WEEK 7: Buds of my milk teeth appeared and 99% of my muscles were present. And my brain activity was detectable.
WEEK 8: I began to move spontaneously, and my body was by then well proportioned and about the size of a thumb. All of my organs were present, but immature. My skull, elbows, and knees were forming.
WEEK 9 : If prodded, my eyelids would close, you were able to tell that i was a girl and my muscular movement began.
WEEK 10: My fingerprints began to form and my nerve and muscle connections tripled. My eyelids were temporarily fused together to protect my delicate developing eyes.
WEEK 11: I began to "practice" breathing and facial expressions, even smiling.
WEEK 12: I was about three inches in length and weighed 2 oz. and had fine hair on my face. i was able to swallow and i could feel and respond to skin stimulation.

Stephen K. Ray Responds to the Belief by the 'Bible Alone'

Catholic Author Stephen Ray responds in a letter to a man strictly defining his belief by the Bible alone. .

“In a recent letter to a man who said it was just “me and the Bible”, I wrote the following challenge: “You say you have not time to read other books, only the Bible. You say when you read the Bible it is just you and the Holy Spirit. Very cozy, but are you correct? No. Little do you realize – maybe because you don’t read and study widely – that even in your intimate moments with the Bible and the Holy Spirit, you are utterly dependent on the Church. Deny it though you may, it stands irrefutable. Between you and the Bible is the Church! If you were given the original inspired writings from the pen of the apostles, the original autographs of the New Testament, you wouldn’t have a clue as to what they said. Your first problem would be the fact that the hundreds of writings before you are in an ancient foreign language. Can you read minuscule Greek and Ancient Hebrew and Aramaic? You forget that the Bible did not just drop into bookstores prepackaged in English and leather. Even if you did know Hebrew or Greek, it wouldn’t have been the Holy Spirit who taught you, but a man, a Catholic scholar, no doubt.
“Of the hundreds of documents before you, would you have known which were inspired and which were not? Would you be adequate for the task of discernment? No, again you are dependant upon the Church and her bishops. Next, how did that nice Bible get into your hands so you can enthrone it in your heart? It got there through the agency of the Church! More precisely, from Catholic monks.
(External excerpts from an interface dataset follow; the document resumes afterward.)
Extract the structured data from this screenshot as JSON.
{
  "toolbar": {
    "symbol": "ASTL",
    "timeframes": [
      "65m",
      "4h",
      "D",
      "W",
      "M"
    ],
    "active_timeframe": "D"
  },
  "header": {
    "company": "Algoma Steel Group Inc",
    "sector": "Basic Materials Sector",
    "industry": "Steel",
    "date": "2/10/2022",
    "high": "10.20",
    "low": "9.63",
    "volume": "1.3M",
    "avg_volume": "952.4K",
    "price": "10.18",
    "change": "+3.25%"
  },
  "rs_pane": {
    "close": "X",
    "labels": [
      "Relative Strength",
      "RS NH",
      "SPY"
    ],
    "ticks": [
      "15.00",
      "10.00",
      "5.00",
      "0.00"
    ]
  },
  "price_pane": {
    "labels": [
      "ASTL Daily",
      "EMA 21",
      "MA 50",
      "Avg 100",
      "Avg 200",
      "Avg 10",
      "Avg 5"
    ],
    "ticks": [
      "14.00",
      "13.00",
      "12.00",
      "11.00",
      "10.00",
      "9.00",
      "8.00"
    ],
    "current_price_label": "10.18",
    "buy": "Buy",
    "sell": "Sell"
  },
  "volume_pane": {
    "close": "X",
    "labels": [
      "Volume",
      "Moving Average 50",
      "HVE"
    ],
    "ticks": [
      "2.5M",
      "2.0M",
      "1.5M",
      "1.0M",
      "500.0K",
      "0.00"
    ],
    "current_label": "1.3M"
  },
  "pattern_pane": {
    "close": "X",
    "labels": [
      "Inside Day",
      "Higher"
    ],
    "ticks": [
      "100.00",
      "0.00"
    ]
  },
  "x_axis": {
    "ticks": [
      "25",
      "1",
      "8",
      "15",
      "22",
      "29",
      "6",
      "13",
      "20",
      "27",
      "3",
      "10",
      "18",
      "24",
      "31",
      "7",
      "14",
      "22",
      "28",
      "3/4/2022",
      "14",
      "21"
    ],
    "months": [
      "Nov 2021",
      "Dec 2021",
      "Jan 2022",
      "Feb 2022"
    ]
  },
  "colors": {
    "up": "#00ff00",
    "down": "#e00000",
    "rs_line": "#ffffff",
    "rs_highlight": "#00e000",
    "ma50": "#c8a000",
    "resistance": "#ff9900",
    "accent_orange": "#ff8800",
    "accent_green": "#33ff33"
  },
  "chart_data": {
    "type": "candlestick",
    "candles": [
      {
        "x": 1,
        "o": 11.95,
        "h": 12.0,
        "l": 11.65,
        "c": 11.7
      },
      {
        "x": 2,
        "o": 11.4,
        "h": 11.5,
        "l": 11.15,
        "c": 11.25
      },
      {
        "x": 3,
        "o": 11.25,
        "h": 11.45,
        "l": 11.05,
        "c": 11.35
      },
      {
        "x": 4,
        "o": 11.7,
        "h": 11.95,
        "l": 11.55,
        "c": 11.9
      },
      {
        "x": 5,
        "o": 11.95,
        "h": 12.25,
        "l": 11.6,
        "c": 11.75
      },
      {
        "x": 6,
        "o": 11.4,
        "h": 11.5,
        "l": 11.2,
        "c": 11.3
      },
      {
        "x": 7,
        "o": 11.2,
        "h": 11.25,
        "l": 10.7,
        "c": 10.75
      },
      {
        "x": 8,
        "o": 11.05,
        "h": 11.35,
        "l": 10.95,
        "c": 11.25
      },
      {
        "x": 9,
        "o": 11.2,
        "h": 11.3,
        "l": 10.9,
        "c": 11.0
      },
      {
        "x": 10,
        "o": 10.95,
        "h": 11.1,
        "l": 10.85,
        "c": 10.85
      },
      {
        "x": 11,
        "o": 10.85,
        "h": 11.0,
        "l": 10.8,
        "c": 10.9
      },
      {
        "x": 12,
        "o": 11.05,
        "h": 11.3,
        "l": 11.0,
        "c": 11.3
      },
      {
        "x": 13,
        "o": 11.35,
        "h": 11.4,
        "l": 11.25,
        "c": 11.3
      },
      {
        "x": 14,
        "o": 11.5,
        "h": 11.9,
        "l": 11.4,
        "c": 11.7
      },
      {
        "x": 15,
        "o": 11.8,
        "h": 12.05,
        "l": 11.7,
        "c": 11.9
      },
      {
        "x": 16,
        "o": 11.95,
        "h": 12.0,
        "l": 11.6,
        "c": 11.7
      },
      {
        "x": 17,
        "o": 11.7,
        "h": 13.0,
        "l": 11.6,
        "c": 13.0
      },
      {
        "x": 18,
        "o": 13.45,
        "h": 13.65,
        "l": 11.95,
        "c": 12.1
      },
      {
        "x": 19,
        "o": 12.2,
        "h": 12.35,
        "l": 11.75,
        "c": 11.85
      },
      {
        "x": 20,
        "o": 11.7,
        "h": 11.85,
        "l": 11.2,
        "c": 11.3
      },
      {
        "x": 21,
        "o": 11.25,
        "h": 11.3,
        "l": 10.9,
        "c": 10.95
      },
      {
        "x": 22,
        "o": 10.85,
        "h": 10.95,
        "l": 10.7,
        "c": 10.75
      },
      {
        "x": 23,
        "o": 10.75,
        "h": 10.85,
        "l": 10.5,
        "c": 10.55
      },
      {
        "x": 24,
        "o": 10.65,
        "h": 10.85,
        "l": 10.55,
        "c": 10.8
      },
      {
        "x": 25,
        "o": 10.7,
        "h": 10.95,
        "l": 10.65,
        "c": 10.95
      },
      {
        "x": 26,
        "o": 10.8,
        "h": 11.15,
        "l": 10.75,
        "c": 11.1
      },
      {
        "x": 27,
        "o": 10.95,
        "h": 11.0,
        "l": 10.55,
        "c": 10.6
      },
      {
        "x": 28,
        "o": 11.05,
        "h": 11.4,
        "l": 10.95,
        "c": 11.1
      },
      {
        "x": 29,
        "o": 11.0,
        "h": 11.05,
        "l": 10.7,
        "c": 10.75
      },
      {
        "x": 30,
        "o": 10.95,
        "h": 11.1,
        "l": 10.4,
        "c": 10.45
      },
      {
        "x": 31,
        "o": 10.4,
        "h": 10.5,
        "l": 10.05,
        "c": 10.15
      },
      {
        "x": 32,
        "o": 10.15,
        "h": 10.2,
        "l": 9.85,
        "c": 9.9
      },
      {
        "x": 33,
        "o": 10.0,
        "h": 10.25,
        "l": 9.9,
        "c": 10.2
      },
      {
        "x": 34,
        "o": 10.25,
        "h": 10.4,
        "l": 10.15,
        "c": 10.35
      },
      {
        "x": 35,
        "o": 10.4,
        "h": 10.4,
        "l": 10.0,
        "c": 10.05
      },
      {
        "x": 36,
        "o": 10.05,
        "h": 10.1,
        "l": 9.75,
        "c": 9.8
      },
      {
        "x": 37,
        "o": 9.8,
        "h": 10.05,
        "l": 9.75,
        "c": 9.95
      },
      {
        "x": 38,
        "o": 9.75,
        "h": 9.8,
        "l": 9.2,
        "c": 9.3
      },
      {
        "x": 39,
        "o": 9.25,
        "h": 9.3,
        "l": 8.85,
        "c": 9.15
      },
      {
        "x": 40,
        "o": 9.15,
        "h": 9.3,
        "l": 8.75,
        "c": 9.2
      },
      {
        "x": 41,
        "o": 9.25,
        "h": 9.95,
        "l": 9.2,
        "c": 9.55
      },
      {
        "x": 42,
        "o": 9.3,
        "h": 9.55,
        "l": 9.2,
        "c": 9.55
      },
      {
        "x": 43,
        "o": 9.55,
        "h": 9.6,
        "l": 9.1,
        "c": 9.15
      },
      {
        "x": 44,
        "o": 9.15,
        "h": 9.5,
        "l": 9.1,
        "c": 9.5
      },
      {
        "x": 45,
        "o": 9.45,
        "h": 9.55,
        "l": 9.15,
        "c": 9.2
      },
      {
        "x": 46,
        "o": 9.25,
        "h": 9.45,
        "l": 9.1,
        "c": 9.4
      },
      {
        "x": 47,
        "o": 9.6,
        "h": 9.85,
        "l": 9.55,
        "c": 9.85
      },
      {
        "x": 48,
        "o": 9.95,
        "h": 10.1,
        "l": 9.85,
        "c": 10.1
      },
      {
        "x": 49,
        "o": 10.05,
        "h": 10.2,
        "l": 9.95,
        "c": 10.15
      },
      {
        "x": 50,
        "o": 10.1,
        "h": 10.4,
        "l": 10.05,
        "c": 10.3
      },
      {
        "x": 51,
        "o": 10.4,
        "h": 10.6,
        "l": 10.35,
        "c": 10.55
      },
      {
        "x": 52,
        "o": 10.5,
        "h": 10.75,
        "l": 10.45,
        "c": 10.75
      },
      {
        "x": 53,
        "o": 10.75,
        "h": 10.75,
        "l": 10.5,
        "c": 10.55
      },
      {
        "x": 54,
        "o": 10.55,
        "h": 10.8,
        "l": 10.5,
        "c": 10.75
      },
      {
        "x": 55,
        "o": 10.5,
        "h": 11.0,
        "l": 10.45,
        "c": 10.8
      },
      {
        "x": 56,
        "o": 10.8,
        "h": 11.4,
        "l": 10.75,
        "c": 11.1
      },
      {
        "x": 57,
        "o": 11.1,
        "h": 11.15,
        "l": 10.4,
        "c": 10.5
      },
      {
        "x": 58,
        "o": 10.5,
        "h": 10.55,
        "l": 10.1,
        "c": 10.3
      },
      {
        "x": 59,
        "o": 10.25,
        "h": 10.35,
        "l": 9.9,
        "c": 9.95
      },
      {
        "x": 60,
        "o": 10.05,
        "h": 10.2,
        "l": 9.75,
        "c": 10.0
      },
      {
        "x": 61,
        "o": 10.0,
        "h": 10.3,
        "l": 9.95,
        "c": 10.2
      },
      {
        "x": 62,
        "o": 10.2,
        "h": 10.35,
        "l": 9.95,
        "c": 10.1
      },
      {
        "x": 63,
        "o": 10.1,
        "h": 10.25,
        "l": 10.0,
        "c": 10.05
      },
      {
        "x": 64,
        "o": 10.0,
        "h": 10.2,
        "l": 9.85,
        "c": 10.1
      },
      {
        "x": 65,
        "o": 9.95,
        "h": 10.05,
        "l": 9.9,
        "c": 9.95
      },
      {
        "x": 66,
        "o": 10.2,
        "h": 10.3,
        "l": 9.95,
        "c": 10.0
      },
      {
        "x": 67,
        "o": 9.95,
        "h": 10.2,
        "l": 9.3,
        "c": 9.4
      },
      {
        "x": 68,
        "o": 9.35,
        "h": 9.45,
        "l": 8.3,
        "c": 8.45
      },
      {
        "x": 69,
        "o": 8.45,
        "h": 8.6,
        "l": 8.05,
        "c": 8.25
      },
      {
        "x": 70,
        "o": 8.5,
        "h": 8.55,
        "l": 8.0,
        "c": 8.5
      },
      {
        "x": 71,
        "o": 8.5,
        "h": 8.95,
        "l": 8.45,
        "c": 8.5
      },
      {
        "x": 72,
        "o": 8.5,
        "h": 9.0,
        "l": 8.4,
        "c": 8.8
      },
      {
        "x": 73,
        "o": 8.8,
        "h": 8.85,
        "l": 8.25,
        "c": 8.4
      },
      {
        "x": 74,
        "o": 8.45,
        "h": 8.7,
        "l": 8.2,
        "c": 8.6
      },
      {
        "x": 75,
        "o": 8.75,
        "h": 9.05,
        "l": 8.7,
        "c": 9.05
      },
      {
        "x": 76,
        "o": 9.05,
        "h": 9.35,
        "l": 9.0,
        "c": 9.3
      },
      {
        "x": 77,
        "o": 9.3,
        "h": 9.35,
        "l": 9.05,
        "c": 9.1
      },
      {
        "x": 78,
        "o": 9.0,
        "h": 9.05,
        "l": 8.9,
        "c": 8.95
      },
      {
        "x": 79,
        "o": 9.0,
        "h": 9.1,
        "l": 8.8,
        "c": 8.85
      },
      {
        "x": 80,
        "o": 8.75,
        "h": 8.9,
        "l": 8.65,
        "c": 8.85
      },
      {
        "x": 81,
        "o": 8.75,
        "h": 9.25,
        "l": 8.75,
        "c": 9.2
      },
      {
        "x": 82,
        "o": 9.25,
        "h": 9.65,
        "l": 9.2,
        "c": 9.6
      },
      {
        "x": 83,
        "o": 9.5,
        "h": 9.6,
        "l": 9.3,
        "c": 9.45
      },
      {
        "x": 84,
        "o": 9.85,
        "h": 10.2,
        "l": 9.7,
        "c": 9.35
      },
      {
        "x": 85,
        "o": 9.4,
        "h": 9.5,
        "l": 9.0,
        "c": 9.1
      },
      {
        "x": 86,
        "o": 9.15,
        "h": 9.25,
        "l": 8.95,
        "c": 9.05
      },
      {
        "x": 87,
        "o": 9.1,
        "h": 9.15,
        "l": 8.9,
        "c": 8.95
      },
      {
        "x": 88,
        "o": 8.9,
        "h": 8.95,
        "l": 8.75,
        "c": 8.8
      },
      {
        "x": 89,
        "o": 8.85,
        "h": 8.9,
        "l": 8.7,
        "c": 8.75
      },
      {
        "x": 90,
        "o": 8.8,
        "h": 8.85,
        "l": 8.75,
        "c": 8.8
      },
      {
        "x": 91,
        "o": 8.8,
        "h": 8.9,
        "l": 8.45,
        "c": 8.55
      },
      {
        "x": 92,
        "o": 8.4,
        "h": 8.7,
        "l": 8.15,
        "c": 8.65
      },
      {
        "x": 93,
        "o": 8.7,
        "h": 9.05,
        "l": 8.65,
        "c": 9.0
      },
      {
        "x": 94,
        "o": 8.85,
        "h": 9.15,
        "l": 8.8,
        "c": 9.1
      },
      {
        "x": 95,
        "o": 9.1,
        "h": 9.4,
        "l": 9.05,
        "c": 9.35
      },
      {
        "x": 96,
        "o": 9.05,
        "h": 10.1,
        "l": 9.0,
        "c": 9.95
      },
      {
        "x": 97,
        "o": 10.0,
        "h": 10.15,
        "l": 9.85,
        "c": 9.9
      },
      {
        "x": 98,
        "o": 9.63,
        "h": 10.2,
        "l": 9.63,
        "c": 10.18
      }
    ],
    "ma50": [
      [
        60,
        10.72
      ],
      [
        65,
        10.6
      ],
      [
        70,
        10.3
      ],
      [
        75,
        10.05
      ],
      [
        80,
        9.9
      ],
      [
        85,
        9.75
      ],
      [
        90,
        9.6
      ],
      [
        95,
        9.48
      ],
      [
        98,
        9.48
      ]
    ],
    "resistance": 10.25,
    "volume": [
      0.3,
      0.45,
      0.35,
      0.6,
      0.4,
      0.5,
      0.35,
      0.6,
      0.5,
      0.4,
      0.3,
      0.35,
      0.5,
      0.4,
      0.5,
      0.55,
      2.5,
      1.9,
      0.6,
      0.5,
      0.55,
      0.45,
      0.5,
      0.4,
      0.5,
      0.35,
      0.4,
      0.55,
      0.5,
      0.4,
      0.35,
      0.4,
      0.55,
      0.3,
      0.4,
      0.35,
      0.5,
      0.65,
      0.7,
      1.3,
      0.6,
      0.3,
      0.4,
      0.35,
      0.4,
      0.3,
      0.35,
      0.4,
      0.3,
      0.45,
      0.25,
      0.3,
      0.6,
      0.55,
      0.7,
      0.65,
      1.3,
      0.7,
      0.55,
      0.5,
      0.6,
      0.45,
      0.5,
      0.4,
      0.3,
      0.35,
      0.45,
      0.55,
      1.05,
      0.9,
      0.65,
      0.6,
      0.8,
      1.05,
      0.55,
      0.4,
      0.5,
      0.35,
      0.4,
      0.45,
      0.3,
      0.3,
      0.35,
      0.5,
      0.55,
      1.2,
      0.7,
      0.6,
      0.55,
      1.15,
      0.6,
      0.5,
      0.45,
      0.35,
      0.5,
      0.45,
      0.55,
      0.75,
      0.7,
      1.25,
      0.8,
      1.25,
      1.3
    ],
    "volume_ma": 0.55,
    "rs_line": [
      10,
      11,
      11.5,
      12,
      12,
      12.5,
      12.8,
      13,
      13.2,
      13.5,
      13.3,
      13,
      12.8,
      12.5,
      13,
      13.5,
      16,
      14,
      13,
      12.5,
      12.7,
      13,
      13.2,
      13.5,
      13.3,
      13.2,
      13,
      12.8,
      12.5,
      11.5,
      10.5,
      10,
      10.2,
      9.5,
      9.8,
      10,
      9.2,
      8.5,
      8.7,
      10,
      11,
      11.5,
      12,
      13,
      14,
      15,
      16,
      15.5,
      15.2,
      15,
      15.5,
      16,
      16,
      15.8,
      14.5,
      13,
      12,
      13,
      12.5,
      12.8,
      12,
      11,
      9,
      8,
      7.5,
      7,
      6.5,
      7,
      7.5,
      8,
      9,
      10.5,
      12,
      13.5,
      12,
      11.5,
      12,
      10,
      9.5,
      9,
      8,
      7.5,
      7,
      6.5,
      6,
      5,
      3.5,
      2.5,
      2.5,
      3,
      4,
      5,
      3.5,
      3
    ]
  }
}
Who translated it meticulously by hand in candlelight? Who copied it into the many languages of the world? The Catholic Church preserved and protected the Bible, with a scribe’s loyalty and dedication, so that it would make it through the darkness brought on by the barbarian hordes from the north. How many of these Fathers and their flocks gave their lives to preserve the Bible so you can read it today? And what if you were in another country? Would you be able to read, since the vast majority of people have always been illiterate? Before the printing press, would you have been able to afford the three years’ wages to buy your own personal copy? And if you couldn’t have your own copy, or were illiterate, how would you have known the Scriptures? From the Church, right? Right. The Church would have read it to you during Mass.
“Do you read the Bible with an unbiased purity of mind, or are you influenced by certain doctrinal presuppositions, and where did they come from? So, there you sit reading your Bible and thinking it is only you and the Holy Spirit, but there is much more involved, brother, and it would behoove you to remove your head from the sand and acknowledge the Catholic Church that gave you the book. You sit with translators and traditions on your right and on your left. The less you know of history, the original languages, the culture of the biblical times, the traditions of the Jews, the teaching of the Fathers, the formulations of the creeds and councils, etc. ., the more vulnerable you are to misunderstanding, deception, oversimplification, unnecessary complication, and heresy.”

[1] Stephen K. Ray. Crossing the Tiber. Evangelical Protestants Discover the Historical Church. Publisher: Ignatius. Pgs. 62-63